--- TASK MATERIAL ---

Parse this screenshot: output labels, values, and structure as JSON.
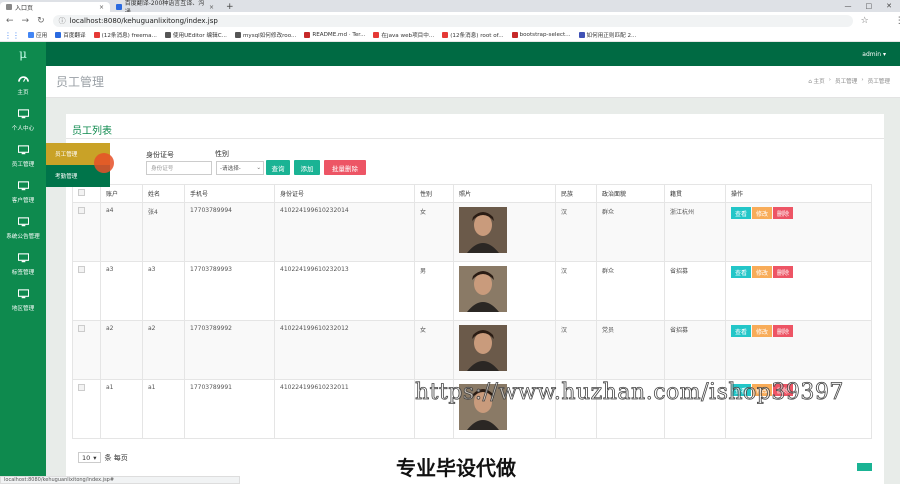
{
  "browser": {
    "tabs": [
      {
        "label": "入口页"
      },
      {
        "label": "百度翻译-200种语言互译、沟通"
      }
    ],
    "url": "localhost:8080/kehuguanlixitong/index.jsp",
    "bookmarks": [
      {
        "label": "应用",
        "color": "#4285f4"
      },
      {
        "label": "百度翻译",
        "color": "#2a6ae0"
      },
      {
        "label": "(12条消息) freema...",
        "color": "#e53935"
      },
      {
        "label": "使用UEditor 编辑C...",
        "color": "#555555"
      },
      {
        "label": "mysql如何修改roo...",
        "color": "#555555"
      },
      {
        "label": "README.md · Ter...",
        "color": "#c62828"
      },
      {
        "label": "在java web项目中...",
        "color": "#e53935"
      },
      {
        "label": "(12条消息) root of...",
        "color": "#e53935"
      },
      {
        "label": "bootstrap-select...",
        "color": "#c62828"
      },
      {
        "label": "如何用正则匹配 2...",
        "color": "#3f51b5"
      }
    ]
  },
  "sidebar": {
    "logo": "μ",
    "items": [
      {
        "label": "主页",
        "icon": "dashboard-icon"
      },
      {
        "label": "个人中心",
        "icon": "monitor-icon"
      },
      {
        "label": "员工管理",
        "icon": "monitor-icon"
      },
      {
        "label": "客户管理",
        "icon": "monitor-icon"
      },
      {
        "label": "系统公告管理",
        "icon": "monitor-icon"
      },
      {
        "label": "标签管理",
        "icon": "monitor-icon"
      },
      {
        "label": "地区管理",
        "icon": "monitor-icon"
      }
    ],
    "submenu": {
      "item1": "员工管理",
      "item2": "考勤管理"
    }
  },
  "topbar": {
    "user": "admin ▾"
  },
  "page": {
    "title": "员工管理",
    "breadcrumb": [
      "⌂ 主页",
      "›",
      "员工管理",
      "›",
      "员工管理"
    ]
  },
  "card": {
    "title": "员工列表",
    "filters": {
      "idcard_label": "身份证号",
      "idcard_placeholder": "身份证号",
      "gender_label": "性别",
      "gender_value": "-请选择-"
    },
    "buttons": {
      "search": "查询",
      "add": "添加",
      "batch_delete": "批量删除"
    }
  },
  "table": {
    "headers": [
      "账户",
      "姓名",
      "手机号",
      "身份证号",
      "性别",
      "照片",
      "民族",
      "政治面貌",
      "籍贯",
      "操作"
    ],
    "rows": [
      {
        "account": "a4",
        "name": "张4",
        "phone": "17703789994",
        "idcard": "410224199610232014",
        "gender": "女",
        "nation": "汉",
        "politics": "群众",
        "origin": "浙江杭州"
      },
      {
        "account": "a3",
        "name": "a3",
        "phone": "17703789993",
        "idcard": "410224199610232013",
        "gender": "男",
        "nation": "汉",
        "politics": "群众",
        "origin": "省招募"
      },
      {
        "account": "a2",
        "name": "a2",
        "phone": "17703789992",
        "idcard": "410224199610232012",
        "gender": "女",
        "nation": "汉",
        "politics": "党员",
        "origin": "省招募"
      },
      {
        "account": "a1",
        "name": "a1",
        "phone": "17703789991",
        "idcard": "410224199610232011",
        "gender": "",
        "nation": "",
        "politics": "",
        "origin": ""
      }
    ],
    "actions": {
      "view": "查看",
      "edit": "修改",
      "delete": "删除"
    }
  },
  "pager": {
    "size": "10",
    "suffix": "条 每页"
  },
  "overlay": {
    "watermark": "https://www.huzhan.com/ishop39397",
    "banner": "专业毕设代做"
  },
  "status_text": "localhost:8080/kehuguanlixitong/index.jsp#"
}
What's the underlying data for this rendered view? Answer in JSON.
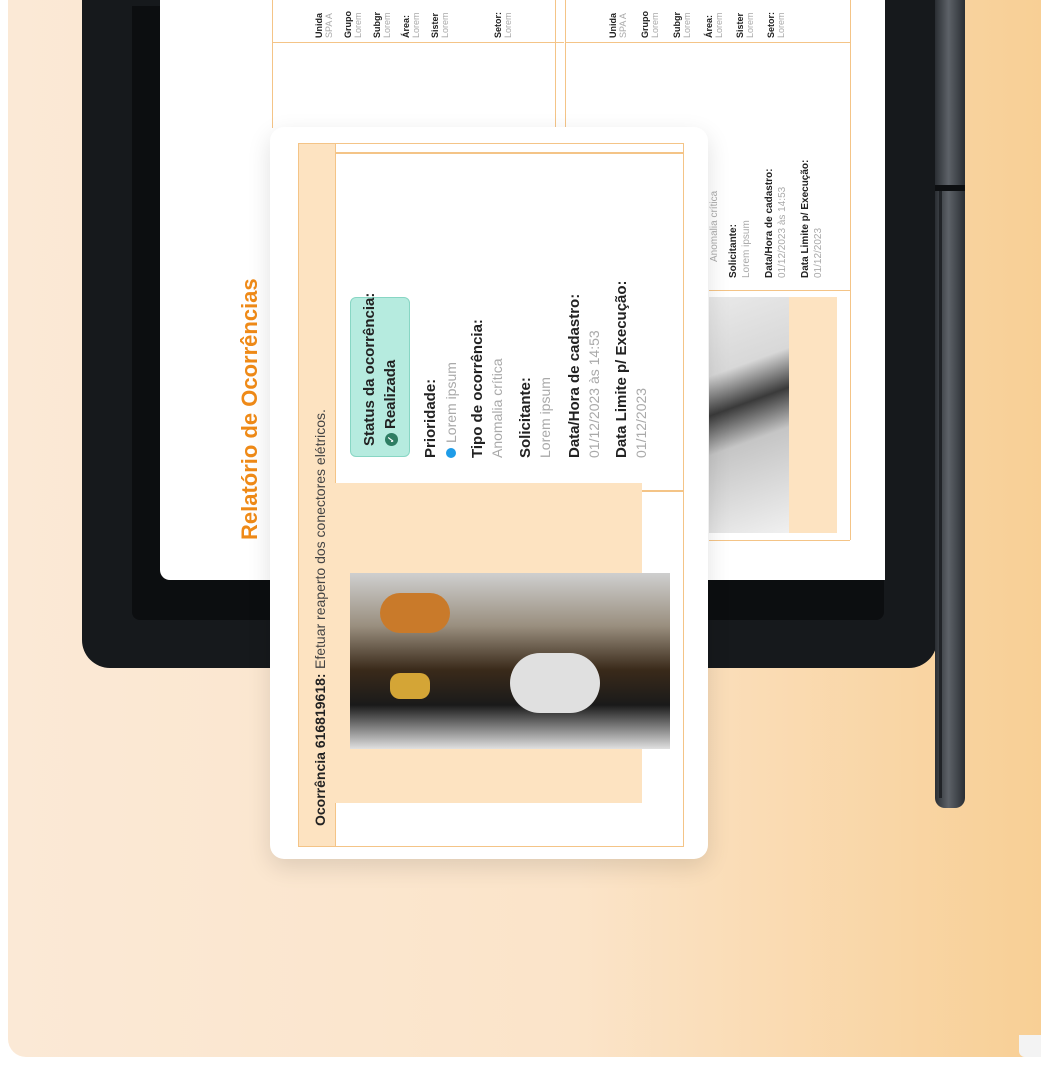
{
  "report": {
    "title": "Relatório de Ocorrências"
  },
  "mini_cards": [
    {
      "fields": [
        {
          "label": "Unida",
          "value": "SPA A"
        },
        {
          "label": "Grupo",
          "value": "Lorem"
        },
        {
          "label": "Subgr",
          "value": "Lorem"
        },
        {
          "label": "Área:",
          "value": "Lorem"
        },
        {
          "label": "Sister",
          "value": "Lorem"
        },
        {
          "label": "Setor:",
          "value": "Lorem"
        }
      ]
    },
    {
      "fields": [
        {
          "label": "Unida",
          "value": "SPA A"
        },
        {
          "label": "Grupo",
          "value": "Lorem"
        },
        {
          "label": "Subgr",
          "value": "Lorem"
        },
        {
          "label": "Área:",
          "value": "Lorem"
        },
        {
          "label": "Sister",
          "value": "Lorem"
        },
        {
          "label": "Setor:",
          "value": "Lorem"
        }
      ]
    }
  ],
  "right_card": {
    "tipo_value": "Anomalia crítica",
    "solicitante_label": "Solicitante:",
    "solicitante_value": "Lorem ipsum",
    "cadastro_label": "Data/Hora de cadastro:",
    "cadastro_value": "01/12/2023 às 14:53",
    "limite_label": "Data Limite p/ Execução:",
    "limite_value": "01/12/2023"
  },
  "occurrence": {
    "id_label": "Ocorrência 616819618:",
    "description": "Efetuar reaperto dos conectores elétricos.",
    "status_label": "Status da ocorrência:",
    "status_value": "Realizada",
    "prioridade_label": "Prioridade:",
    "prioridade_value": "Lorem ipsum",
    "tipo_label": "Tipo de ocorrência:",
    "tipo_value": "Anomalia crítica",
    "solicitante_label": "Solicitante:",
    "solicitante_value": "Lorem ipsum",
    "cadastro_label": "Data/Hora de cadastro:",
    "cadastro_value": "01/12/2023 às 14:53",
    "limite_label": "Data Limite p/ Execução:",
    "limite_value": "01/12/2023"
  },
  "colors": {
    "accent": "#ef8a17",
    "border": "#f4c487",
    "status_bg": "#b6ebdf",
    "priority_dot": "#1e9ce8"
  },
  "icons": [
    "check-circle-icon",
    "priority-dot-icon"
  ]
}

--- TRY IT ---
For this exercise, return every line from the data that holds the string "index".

--- RESPONSE BOX ---
    "url": "localhost:8080/kehuguanlixitong/index.jsp",
  "status_text": "localhost:8080/kehuguanlixitong/index.jsp#"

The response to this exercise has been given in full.